• THE TASK
For each line below, print it again exactly as shown.

Start of DATA SHOWN

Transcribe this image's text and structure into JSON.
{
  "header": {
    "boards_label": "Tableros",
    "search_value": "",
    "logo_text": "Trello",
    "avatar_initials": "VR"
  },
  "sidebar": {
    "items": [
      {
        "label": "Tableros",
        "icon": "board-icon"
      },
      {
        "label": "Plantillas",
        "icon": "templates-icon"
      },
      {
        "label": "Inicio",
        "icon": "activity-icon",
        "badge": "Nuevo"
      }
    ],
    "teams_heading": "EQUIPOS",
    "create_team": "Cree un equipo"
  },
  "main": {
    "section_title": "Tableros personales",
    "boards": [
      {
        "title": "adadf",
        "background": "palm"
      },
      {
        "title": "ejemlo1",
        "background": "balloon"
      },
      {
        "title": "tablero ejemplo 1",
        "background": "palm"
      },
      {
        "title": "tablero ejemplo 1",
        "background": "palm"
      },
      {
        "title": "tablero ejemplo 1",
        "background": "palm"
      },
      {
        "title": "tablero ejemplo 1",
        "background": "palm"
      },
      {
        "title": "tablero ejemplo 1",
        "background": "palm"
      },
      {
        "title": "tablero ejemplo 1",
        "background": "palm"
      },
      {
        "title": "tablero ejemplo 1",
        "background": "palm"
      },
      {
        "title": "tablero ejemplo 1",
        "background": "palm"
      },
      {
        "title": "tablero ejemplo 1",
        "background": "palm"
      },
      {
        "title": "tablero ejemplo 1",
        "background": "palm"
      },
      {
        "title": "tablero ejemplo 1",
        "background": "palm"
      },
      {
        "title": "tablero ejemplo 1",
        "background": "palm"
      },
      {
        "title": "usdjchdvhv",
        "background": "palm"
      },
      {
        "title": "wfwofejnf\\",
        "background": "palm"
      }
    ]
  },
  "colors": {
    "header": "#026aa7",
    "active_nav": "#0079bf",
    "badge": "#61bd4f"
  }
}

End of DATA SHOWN

• RESPONSE BELOW
Transcribe this image's text and structure into JSON.
{
  "header": {
    "boards_label": "Tableros",
    "search_value": "",
    "logo_text": "Trello",
    "avatar_initials": "VR"
  },
  "sidebar": {
    "items": [
      {
        "label": "Tableros",
        "icon": "board-icon"
      },
      {
        "label": "Plantillas",
        "icon": "templates-icon"
      },
      {
        "label": "Inicio",
        "icon": "activity-icon",
        "badge": "Nuevo"
      }
    ],
    "teams_heading": "EQUIPOS",
    "create_team": "Cree un equipo"
  },
  "main": {
    "section_title": "Tableros personales",
    "boards": [
      {
        "title": "adadf",
        "background": "palm"
      },
      {
        "title": "ejemlo1",
        "background": "balloon"
      },
      {
        "title": "tablero ejemplo 1",
        "background": "palm"
      },
      {
        "title": "tablero ejemplo 1",
        "background": "palm"
      },
      {
        "title": "tablero ejemplo 1",
        "background": "palm"
      },
      {
        "title": "tablero ejemplo 1",
        "background": "palm"
      },
      {
        "title": "tablero ejemplo 1",
        "background": "palm"
      },
      {
        "title": "tablero ejemplo 1",
        "background": "palm"
      },
      {
        "title": "tablero ejemplo 1",
        "background": "palm"
      },
      {
        "title": "tablero ejemplo 1",
        "background": "palm"
      },
      {
        "title": "tablero ejemplo 1",
        "background": "palm"
      },
      {
        "title": "tablero ejemplo 1",
        "background": "palm"
      },
      {
        "title": "tablero ejemplo 1",
        "background": "palm"
      },
      {
        "title": "tablero ejemplo 1",
        "background": "palm"
      },
      {
        "title": "usdjchdvhv",
        "background": "palm"
      },
      {
        "title": "wfwofejnf\\",
        "background": "palm"
      }
    ]
  },
  "colors": {
    "header": "#026aa7",
    "active_nav": "#0079bf",
    "badge": "#61bd4f"
  }
}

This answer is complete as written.